Singapore’s troubled marine and offshore engineering industry (M&OE) has been boosted by government lending measures for the sector.
IE Singapore has relaunched a bridging loan scheme for companies in the M&OE space, which will allow companies based in the city state access to six-year, S$5mn (about US$3.51mn) bridge loans to tackle cashflow problems. The maximum amount each borrower can access is S$15mn.
IE has also expanded its existing Internationalisation Finance Scheme (IFS), which provides project and asset financing support to the industry. The maximum borrowing per company will be raised to US$70mn from US$40mn, as the government seeks to help arrest the sharp industry decline.

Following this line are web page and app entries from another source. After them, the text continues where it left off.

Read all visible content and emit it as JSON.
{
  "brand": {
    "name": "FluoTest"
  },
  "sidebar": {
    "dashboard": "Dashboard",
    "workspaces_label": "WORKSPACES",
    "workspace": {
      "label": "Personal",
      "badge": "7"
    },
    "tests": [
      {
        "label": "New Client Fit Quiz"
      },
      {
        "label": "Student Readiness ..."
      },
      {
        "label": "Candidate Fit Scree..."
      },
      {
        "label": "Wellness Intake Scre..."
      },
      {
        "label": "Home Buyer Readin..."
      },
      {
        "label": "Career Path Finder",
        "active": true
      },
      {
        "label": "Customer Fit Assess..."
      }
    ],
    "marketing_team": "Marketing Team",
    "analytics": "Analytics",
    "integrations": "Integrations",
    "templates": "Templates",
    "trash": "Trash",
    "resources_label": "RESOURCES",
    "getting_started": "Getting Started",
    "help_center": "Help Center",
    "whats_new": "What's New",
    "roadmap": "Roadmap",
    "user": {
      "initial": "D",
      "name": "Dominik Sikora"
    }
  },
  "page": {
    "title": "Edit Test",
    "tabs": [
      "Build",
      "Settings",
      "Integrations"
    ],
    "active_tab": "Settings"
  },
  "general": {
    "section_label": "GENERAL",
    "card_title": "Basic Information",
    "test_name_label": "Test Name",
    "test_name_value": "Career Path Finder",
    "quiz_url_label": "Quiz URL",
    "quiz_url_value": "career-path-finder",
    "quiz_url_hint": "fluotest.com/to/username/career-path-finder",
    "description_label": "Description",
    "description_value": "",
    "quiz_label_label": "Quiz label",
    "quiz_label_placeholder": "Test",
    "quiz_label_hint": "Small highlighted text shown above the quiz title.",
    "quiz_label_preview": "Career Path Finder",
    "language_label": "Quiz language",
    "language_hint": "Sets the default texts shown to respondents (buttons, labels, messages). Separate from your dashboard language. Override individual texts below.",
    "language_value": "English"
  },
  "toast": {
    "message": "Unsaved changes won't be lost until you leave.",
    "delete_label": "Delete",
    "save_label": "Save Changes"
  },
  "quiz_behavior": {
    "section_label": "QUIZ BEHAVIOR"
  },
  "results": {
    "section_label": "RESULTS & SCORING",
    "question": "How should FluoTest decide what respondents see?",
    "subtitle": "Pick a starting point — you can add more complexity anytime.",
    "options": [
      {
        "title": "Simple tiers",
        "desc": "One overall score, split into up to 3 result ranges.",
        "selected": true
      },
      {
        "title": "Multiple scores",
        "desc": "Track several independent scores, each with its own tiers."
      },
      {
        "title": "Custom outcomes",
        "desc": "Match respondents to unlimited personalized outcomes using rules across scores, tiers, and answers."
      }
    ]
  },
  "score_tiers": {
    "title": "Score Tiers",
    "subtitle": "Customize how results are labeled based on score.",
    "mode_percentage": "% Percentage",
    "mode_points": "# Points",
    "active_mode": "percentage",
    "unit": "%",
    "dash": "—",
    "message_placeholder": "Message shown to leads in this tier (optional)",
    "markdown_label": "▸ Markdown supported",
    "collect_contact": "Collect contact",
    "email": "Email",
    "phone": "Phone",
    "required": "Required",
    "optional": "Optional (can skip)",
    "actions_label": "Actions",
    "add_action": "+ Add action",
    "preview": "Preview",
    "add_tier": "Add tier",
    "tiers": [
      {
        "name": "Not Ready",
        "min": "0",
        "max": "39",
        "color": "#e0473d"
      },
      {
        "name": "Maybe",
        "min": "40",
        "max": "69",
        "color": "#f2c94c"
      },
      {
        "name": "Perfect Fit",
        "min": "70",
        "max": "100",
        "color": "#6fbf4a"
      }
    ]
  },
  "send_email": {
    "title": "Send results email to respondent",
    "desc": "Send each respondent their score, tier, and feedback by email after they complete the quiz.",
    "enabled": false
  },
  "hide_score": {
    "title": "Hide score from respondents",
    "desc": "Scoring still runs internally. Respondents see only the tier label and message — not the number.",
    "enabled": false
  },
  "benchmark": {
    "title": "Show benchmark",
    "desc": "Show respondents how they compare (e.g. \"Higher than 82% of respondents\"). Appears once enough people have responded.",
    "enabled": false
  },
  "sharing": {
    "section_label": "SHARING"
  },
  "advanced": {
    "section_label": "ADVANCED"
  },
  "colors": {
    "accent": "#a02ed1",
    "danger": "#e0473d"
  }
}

Last month, Singapore’s M&OE industry almost halved in terms of output. Describing its intervention as “one-off measures”, the government will take on 70% of risk-share for both the bridging loan programme and the IFS.
The rest will be borne by IE Singapore, which is the government’s trade development board, and Spring Singapore, also part of the trade ministry.
In a joint statement, IE, Spring and the Ministry of Trade said: “These measures will help to address the intensifying financing challenges faced by the marine and offshore engineering industry in recent months as it experiences a unique and prolonged slowdown.”
The industry has been particularly badly hit by the low oil price. Rig building activity slowed correspondently and dramatically, and while last month’s collapse alone is worried, it shouldn’t be viewed in isolation. The M&OE industry slowed by 31.7% in September and 29.5% in August. The first 10 months of 2016 were 31.5% worse than 2015’s equivalent.
The local banking sector has also been heavily exposed to this downturn, with the collapse of Swiber Holdings, an offshore oil and gas service provider, meaning DBS, OCBC and UOB all took a financial hit.
GTR reported in August that DBS, Singapore’s largest bank, had US$700mn exposure to Swiber. After the collapse, it was revealed that DBS had given Swiber a bridge loan – the terms of which have not been revealed – on the expectation of an equity injection that never came, and on the strength of an order book that was worth north of US$1bn.
Of the three Singaporean banks, a note from Japanese bank Nomura shows that DBS has US$23bn exposure to the oil and gas sector, 8% of its total lending book; for OCBC it is US$14.3bn, or 7%, while UOB is exposed to the tune of US$14bn, or 6.6%.
Meanwhile, other companies are expected to follow Swiber into financial difficulties, if not down the pan altogether. Troubled oil and gas producer recently engaged Keppel Corporation, one of the world’s largest M&OE companies, to help it restructure its debts.
Kris Energy had previously announced that it was struggling to repay its debts, with Keppel now applying to convert them into shares in Kris Energy, which has oil and gas assets throughout Southeast Asia.